  • children;
  • low dose;
  • pharmacokinetics;
  • pyrazinamide;
  • spectrophotometer;
  • tuberculosis

WHAT IS ALREADY KNOWN ABOUT THIS SUBJECT

• Pyrazinamide is recommended in doses varying from 15 to 40 mg kg−1. The most commonly used average daily dose is 25 mg kg−1. Its use is associated with dose dependent hepatotoxicity.

• Lower doses are not used because of lack of pharmacokinetic data especially in children. There is only one detailed study of pyrazinamide in children at a dose of 35 mg kg−1.

WHAT THIS STUDY ADDS

• This is the first study evaluating serum concentrations of pyrazinamide in children at a dose of 15 mg kg−1 which is on the lower side of the recommended dose. The study also compared the serum concentrations and pharmacokinetics achieved with this dose with the widely used dose of 25 mg kg−1 in children suffering from tuberculosis.

• The pharmacokinetics and pharmacodynamic indices of pyrazinamide were comparable with the 25 and 15 mg kg−1 doses.

AIMS

To evaluate the pharmacokinetics and pharmacodynamic indices of pyrazinamide at doses of 15 and 25 mg kg−1 in children suffering from tuberculosis.

METHODS

Twenty children with tuberculosis received pyrazinamide at a single dose of 25 mg kg−1 (group I) and 15 mg kg−1 (group II). Serial blood samples were collected and the drug concentrations were analyzed spectrophotometrically. The pharmacokinetic parameters were calculated and the duration of time for which pyrazinamide concentrations in serum remained above the pyrazinamide inhibitory concentrations of 20 μg ml−1 and 25 μg ml−1 was studied.

RESULTS

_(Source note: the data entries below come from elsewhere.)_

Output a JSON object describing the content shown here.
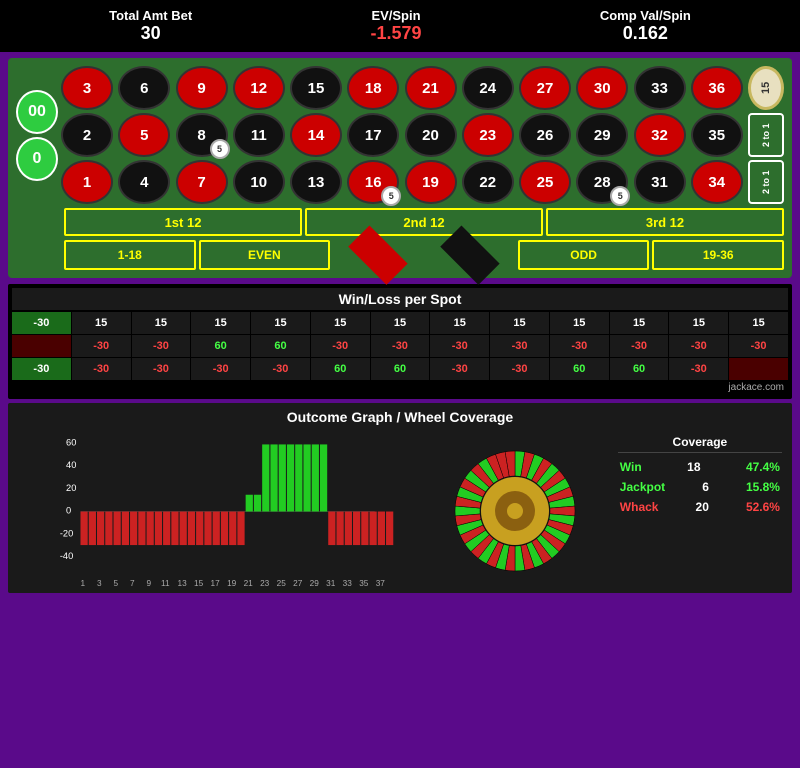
{
  "header": {
    "total_amt_bet_label": "Total Amt Bet",
    "total_amt_bet_value": "30",
    "ev_spin_label": "EV/Spin",
    "ev_spin_value": "-1.579",
    "comp_val_label": "Comp Val/Spin",
    "comp_val_value": "0.162"
  },
  "table": {
    "zeros": [
      "00",
      "0"
    ],
    "numbers": [
      {
        "n": "3",
        "c": "red"
      },
      {
        "n": "6",
        "c": "black"
      },
      {
        "n": "9",
        "c": "red"
      },
      {
        "n": "12",
        "c": "red"
      },
      {
        "n": "15",
        "c": "black"
      },
      {
        "n": "18",
        "c": "red"
      },
      {
        "n": "21",
        "c": "red"
      },
      {
        "n": "24",
        "c": "black"
      },
      {
        "n": "27",
        "c": "red"
      },
      {
        "n": "30",
        "c": "red"
      },
      {
        "n": "33",
        "c": "black"
      },
      {
        "n": "36",
        "c": "red"
      },
      {
        "n": "2",
        "c": "black"
      },
      {
        "n": "5",
        "c": "red"
      },
      {
        "n": "8",
        "c": "black",
        "chip": "5"
      },
      {
        "n": "11",
        "c": "black"
      },
      {
        "n": "14",
        "c": "red"
      },
      {
        "n": "17",
        "c": "black"
      },
      {
        "n": "20",
        "c": "black"
      },
      {
        "n": "23",
        "c": "red"
      },
      {
        "n": "26",
        "c": "black"
      },
      {
        "n": "29",
        "c": "black"
      },
      {
        "n": "32",
        "c": "red"
      },
      {
        "n": "35",
        "c": "black"
      },
      {
        "n": "1",
        "c": "red"
      },
      {
        "n": "4",
        "c": "black"
      },
      {
        "n": "7",
        "c": "red"
      },
      {
        "n": "10",
        "c": "black"
      },
      {
        "n": "13",
        "c": "black"
      },
      {
        "n": "16",
        "c": "red",
        "chip": "5"
      },
      {
        "n": "19",
        "c": "red"
      },
      {
        "n": "22",
        "c": "black"
      },
      {
        "n": "25",
        "c": "red"
      },
      {
        "n": "28",
        "c": "black",
        "chip": "5"
      },
      {
        "n": "31",
        "c": "black"
      },
      {
        "n": "34",
        "c": "red"
      }
    ],
    "dozens": [
      "1st 12",
      "2nd 12",
      "3rd 12"
    ],
    "outside": [
      "1-18",
      "EVEN",
      "ODD",
      "19-36"
    ],
    "two_to_one": [
      "2 to 1",
      "2 to 1"
    ],
    "top_chip_value": "15"
  },
  "win_loss": {
    "title": "Win/Loss per Spot",
    "row1": [
      "-30",
      "15",
      "15",
      "15",
      "15",
      "15",
      "15",
      "15",
      "15",
      "15",
      "15",
      "15",
      "15"
    ],
    "row2": [
      "",
      "-30",
      "-30",
      "60",
      "60",
      "-30",
      "-30",
      "-30",
      "-30",
      "-30",
      "-30",
      "-30",
      "-30"
    ],
    "row3": [
      "-30",
      "-30",
      "-30",
      "-30",
      "-30",
      "60",
      "60",
      "-30",
      "-30",
      "60",
      "60",
      "-30",
      ""
    ]
  },
  "outcome": {
    "title": "Outcome Graph / Wheel Coverage",
    "coverage": {
      "title": "Coverage",
      "win_label": "Win",
      "win_value": "18",
      "win_pct": "47.4%",
      "jackpot_label": "Jackpot",
      "jackpot_value": "6",
      "jackpot_pct": "15.8%",
      "whack_label": "Whack",
      "whack_value": "20",
      "whack_pct": "52.6%"
    }
  },
  "credit": "jackace.com"
}
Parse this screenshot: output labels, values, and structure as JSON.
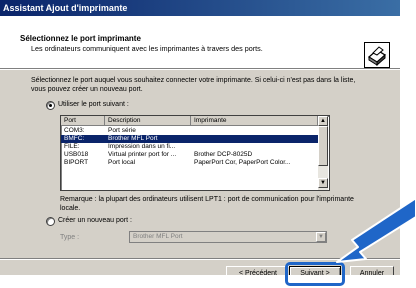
{
  "window": {
    "title": "Assistant Ajout d'imprimante"
  },
  "header": {
    "title": "Sélectionnez le port imprimante",
    "subtitle": "Les ordinateurs communiquent avec les imprimantes à travers des ports.",
    "icon": "printer-icon"
  },
  "instructions": "Sélectionnez le port auquel vous souhaitez connecter votre imprimante. Si celui-ci n'est pas dans la liste, vous pouvez créer un nouveau port.",
  "options": {
    "use_port": {
      "label": "Utiliser le port suivant :",
      "selected": true
    },
    "create_port": {
      "label": "Créer un nouveau port :",
      "selected": false
    }
  },
  "port_list": {
    "columns": [
      "Port",
      "Description",
      "Imprimante"
    ],
    "rows": [
      {
        "port": "COM3:",
        "description": "Port série",
        "printer": "",
        "selected": false
      },
      {
        "port": "BMFC:",
        "description": "Brother MFL Port",
        "printer": "",
        "selected": true
      },
      {
        "port": "FILE:",
        "description": "Impression dans un fi...",
        "printer": "",
        "selected": false
      },
      {
        "port": "USB018",
        "description": "Virtual printer port for ...",
        "printer": "Brother DCP-8025D",
        "selected": false
      },
      {
        "port": "BIPORT",
        "description": "Port local",
        "printer": "PaperPort Cor, PaperPort Color...",
        "selected": false
      }
    ]
  },
  "remark": "Remarque : la plupart des ordinateurs utilisent LPT1 : port de communication pour l'imprimante locale.",
  "new_port": {
    "type_label": "Type :",
    "type_value": "Brother MFL Port"
  },
  "buttons": {
    "back": "< Précédent",
    "next": "Suivant >",
    "cancel": "Annuler"
  },
  "colors": {
    "title_bar": "#0a246a",
    "selection": "#0a246a",
    "callout": "#1f66c8"
  }
}
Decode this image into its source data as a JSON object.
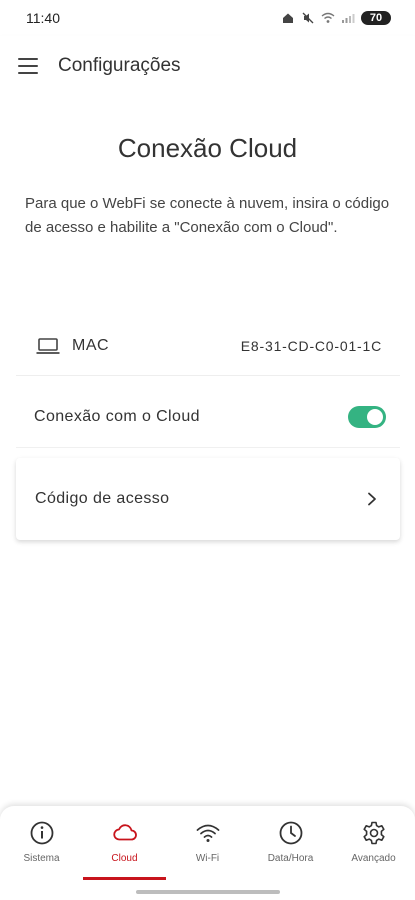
{
  "status_bar": {
    "time": "11:40",
    "battery": "70",
    "icons": [
      "home-icon",
      "mute-icon",
      "wifi-icon",
      "signal-icon"
    ]
  },
  "app_bar": {
    "title": "Configurações"
  },
  "page": {
    "heading": "Conexão Cloud",
    "description": "Para que o WebFi se conecte à nuvem, insira o código de acesso e habilite a \"Conexão com o Cloud\"."
  },
  "mac": {
    "label": "MAC",
    "value": "E8-31-CD-C0-01-1C"
  },
  "cloud_connection": {
    "label": "Conexão com o Cloud",
    "enabled": true
  },
  "access_code": {
    "label": "Código de acesso"
  },
  "bottom_nav": {
    "items": [
      {
        "label": "Sistema",
        "icon": "info-icon",
        "active": false
      },
      {
        "label": "Cloud",
        "icon": "cloud-icon",
        "active": true
      },
      {
        "label": "Wi-Fi",
        "icon": "wifi-icon",
        "active": false
      },
      {
        "label": "Data/Hora",
        "icon": "clock-icon",
        "active": false
      },
      {
        "label": "Avançado",
        "icon": "gear-icon",
        "active": false
      }
    ]
  },
  "colors": {
    "accent": "#c8141c",
    "toggle_on": "#34b382"
  }
}
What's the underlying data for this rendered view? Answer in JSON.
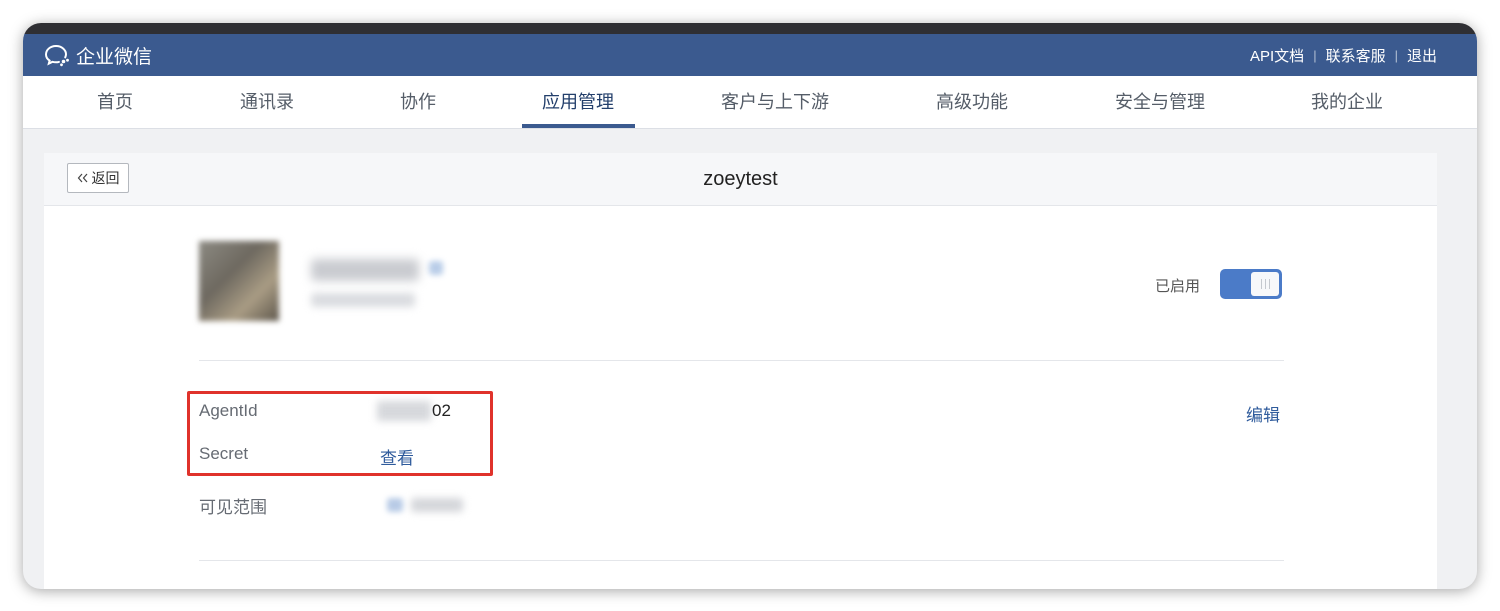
{
  "header": {
    "logo_text": "企业微信",
    "links": [
      "API文档",
      "联系客服",
      "退出"
    ],
    "separator": "|",
    "bg_color": "#3b5a8f"
  },
  "nav": {
    "items": [
      "首页",
      "通讯录",
      "协作",
      "应用管理",
      "客户与上下游",
      "高级功能",
      "安全与管理",
      "我的企业"
    ],
    "active_index": 3
  },
  "page": {
    "back_label": "返回",
    "title": "zoeytest"
  },
  "app": {
    "status_label": "已启用",
    "enabled": true
  },
  "fields": {
    "agentid_label": "AgentId",
    "agentid_value_visible": "02",
    "secret_label": "Secret",
    "secret_action": "查看",
    "scope_label": "可见范围",
    "edit_label": "编辑"
  },
  "colors": {
    "accent": "#3b5a8f",
    "toggle": "#4b7bc8",
    "highlight": "#e0322b",
    "link": "#2f5b9c"
  }
}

The mean peak serum concentration was 42.4 ± 3.3 μg ml−1 (95% CI ± 6.5) and 38.6 ± 3.9 μg ml−1 (95% CI ± 7.7) in groups I and II, respectively. The elimination half-life was 9.3 ± 1.3 h and 10.5 ± 2.3 h (P = 0.6) and clearance was 0.06 ± 0.01 l h−1 kg−1 and 0.04 ± 0.01 l h−1 kg−1 (P = 0.08) in groups I and II, respectively. Pharmacokinetic parameters and PKPD indices were comparable with both the doses.

CONCLUSIONS

The study indicates that comparable serum concentrations of pyrazinamide are attained with 25 mg kg−1 and 15 mg kg−1 doses in children. The elimination half-life was longer and volume of distribution greater in children than in the adult population.